▶ [Activity]: Go through the listing beneath this task and return every line that carries the string "subtitle".

▶ [Given data]:
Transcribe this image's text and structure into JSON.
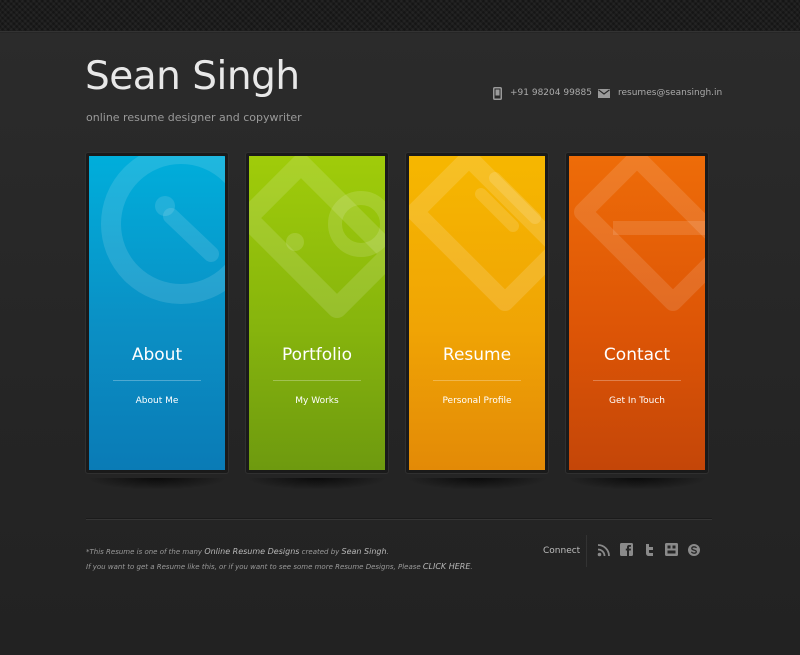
{
  "header": {
    "name": "Sean Singh",
    "tagline": "online resume designer and copywriter",
    "phone": "+91 98204 99885",
    "email": "resumes@seansingh.in"
  },
  "panels": [
    {
      "title": "About",
      "subtitle": "About Me",
      "color": "#0b8fc4",
      "icon": "clock-icon"
    },
    {
      "title": "Portfolio",
      "subtitle": "My Works",
      "color": "#86b40d",
      "icon": "tag-icon"
    },
    {
      "title": "Resume",
      "subtitle": "Personal Profile",
      "color": "#f0a405",
      "icon": "document-icon"
    },
    {
      "title": "Contact",
      "subtitle": "Get In Touch",
      "color": "#dd5506",
      "icon": "envelope-icon"
    }
  ],
  "footer": {
    "line1_pre": "*This Resume is one of the many ",
    "line1_em": "Online Resume Designs",
    "line1_mid": " created by ",
    "line1_name": "Sean Singh",
    "line1_end": ".",
    "line2_pre": "If you want to get a Resume like this, or if you want to see some more Resume Designs, Please ",
    "line2_link": "CLICK HERE",
    "line2_end": ".",
    "connect_label": "Connect",
    "social_icons": [
      "rss-icon",
      "facebook-icon",
      "twitter-icon",
      "google-plus-icon",
      "skype-icon"
    ]
  }
}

▶ [Worked solution]:
      "subtitle": "About Me",
      "subtitle": "My Works",
      "subtitle": "Personal Profile",
      "subtitle": "Get In Touch",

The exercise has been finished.